[Dataset rows describing interfaces]
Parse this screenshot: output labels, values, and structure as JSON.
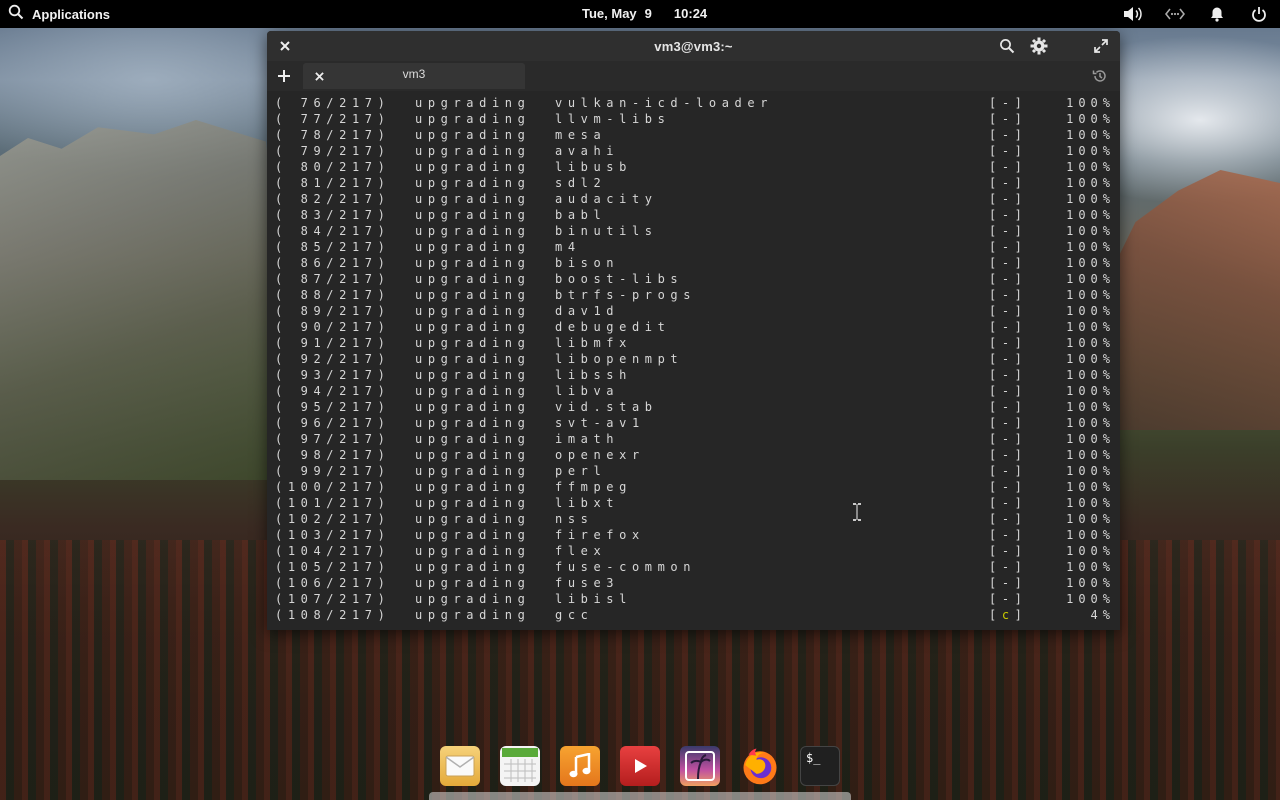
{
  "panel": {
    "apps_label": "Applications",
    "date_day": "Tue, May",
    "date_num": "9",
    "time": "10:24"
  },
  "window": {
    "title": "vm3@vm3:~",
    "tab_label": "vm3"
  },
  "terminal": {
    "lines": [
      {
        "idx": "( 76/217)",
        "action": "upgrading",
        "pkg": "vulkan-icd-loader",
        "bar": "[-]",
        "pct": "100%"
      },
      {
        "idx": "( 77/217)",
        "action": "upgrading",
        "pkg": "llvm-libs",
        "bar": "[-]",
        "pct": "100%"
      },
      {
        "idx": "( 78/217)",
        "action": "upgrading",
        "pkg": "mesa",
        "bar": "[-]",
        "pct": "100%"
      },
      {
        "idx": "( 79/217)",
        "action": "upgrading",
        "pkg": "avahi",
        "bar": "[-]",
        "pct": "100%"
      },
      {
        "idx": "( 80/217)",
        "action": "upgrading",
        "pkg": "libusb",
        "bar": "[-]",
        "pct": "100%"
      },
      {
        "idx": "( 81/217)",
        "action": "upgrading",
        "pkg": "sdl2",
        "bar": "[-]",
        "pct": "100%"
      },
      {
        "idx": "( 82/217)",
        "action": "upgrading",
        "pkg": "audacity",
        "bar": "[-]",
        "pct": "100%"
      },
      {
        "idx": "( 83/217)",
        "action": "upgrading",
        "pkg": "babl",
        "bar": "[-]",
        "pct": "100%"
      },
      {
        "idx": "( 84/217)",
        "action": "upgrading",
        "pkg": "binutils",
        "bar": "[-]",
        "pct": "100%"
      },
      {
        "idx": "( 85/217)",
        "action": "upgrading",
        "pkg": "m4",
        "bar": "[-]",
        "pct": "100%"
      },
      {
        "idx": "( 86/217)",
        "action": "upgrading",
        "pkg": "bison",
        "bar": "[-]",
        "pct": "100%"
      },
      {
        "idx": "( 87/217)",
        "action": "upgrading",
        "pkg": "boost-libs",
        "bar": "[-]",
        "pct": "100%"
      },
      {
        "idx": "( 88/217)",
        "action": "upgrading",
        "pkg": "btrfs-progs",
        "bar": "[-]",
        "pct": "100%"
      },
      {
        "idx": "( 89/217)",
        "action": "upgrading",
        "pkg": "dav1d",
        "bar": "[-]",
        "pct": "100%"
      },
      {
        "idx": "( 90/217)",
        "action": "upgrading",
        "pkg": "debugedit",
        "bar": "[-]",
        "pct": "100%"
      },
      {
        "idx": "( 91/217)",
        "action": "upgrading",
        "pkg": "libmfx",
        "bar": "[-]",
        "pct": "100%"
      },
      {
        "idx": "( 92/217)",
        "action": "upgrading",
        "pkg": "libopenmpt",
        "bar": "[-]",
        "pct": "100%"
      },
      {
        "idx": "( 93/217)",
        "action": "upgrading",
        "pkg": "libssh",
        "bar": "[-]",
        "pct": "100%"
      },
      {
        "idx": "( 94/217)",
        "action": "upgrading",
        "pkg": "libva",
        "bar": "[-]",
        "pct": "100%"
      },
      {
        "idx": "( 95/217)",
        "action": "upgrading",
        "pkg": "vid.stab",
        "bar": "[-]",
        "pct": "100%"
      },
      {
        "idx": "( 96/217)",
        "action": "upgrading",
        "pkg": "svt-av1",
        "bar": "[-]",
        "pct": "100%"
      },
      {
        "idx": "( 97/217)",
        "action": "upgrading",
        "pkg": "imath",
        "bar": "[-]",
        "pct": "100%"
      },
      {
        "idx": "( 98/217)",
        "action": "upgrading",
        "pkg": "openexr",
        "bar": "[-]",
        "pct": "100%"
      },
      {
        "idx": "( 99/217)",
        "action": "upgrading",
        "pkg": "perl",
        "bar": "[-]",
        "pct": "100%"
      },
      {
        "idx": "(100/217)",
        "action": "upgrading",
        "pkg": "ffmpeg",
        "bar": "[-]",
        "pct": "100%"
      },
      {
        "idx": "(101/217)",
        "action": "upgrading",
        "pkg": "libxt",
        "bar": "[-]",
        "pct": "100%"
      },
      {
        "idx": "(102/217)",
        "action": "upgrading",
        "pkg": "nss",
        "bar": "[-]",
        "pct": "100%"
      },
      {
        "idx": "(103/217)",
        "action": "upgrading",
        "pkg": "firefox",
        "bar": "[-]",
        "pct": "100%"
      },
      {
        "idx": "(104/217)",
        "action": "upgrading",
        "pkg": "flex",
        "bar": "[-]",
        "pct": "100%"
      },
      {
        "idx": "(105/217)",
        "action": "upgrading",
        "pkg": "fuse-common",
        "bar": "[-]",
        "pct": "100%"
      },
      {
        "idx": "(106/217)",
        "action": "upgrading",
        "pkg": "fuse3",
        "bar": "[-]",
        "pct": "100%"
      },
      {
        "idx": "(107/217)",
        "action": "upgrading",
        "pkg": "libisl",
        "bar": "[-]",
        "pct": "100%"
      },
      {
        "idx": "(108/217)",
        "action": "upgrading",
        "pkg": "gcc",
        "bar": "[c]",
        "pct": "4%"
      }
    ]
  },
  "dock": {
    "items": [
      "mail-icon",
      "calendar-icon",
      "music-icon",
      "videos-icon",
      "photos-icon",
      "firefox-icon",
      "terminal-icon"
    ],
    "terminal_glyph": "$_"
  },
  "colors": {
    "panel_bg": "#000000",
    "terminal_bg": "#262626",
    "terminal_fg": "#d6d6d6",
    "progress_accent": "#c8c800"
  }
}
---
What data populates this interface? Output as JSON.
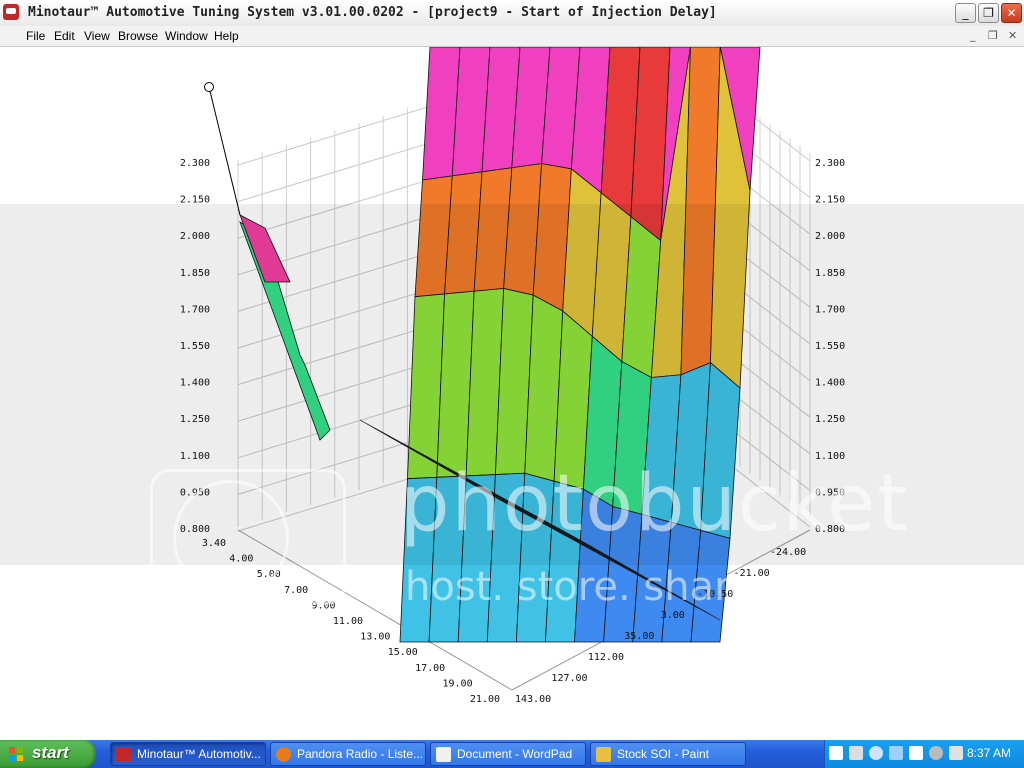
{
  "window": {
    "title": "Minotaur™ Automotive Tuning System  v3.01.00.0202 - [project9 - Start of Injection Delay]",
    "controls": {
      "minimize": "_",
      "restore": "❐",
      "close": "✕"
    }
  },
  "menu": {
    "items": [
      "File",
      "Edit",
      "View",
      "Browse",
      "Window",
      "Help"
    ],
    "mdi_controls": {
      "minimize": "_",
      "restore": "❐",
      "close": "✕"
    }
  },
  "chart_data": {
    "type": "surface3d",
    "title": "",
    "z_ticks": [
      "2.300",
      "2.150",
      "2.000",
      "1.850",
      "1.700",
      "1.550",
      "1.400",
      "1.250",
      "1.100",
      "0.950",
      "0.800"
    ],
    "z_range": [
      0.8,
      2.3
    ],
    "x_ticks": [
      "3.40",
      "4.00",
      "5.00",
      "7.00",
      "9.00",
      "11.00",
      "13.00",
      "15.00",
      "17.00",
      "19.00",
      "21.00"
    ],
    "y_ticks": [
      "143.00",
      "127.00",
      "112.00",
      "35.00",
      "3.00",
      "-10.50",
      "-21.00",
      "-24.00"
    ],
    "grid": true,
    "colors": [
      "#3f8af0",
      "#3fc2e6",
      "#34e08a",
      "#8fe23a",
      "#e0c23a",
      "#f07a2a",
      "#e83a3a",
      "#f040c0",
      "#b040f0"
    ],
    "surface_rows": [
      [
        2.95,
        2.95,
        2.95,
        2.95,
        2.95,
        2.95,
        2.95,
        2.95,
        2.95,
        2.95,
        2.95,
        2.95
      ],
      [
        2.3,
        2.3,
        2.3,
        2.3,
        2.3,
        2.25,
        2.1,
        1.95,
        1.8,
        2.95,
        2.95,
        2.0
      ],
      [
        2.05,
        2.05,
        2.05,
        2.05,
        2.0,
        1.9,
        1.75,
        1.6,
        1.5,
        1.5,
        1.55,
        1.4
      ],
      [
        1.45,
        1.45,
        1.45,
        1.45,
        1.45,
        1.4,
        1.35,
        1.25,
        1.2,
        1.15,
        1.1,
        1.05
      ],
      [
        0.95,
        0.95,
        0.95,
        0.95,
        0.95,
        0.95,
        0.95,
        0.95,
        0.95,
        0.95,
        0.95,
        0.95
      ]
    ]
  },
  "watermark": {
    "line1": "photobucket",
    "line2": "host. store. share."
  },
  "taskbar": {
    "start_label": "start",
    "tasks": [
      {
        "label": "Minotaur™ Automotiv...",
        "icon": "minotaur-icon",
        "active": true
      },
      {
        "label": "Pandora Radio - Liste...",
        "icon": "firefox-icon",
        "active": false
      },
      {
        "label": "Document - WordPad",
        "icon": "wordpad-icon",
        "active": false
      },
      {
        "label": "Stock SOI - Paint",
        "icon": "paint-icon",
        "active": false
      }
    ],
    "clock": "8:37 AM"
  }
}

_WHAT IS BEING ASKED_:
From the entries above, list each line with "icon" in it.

_TASK RESPONSE_:
      "mail-icon",
      "calendar-icon",
      "music-icon",
      "videos-icon",
      "photos-icon",
      "firefox-icon",
      "terminal-icon"
        "icon": "minotaur-icon",
        "icon": "firefox-icon",
        "icon": "wordpad-icon",
        "icon": "paint-icon",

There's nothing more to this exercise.